## TASK BRIEF
Work through the entries below and show every line in which "fire" is found.

Entries from a dataset of interfaces
[Start of Attachment]
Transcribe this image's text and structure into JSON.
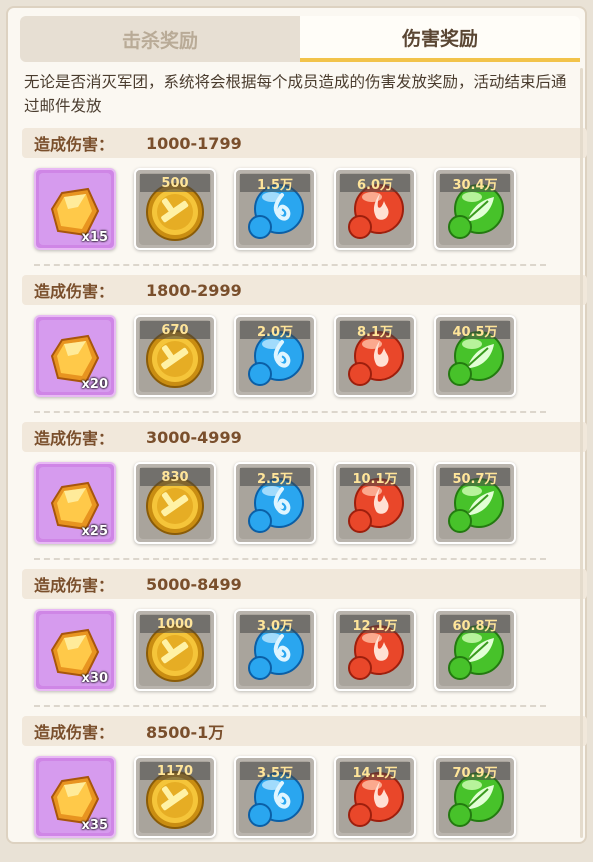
{
  "tabs": [
    {
      "label": "击杀奖励",
      "active": false
    },
    {
      "label": "伤害奖励",
      "active": true
    }
  ],
  "description": "无论是否消灭军团，系统将会根据每个成员造成的伤害发放奖励，活动结束后通过邮件发放",
  "tiers": [
    {
      "label": "造成伤害：",
      "range": "1000-1799",
      "gem_count": "x15",
      "gold": "500",
      "water": "1.5万",
      "fire": "6.0万",
      "leaf": "30.4万"
    },
    {
      "label": "造成伤害：",
      "range": "1800-2999",
      "gem_count": "x20",
      "gold": "670",
      "water": "2.0万",
      "fire": "8.1万",
      "leaf": "40.5万"
    },
    {
      "label": "造成伤害：",
      "range": "3000-4999",
      "gem_count": "x25",
      "gold": "830",
      "water": "2.5万",
      "fire": "10.1万",
      "leaf": "50.7万"
    },
    {
      "label": "造成伤害：",
      "range": "5000-8499",
      "gem_count": "x30",
      "gold": "1000",
      "water": "3.0万",
      "fire": "12.1万",
      "leaf": "60.8万"
    },
    {
      "label": "造成伤害：",
      "range": "8500-1万",
      "gem_count": "x35",
      "gold": "1170",
      "water": "3.5万",
      "fire": "14.1万",
      "leaf": "70.9万"
    }
  ],
  "icons": {
    "gem": "orange-gem-icon",
    "gold": "gold-coin-icon",
    "water": "blue-water-orb-icon",
    "fire": "red-fire-orb-icon",
    "leaf": "green-leaf-orb-icon"
  },
  "colors": {
    "gold": "#f2c34a",
    "water": "#2aa6ef",
    "fire": "#e9472a",
    "leaf": "#47c22a",
    "gem": "#f0a72b",
    "purple_bg": "#cf86e6"
  }
}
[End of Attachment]
## OUTPUT FOR THIS EXERCISE
      "fire": "6.0万",
      "fire": "8.1万",
      "fire": "10.1万",
      "fire": "12.1万",
      "fire": "14.1万",
    "fire": "red-fire-orb-icon",
    "fire": "#e9472a",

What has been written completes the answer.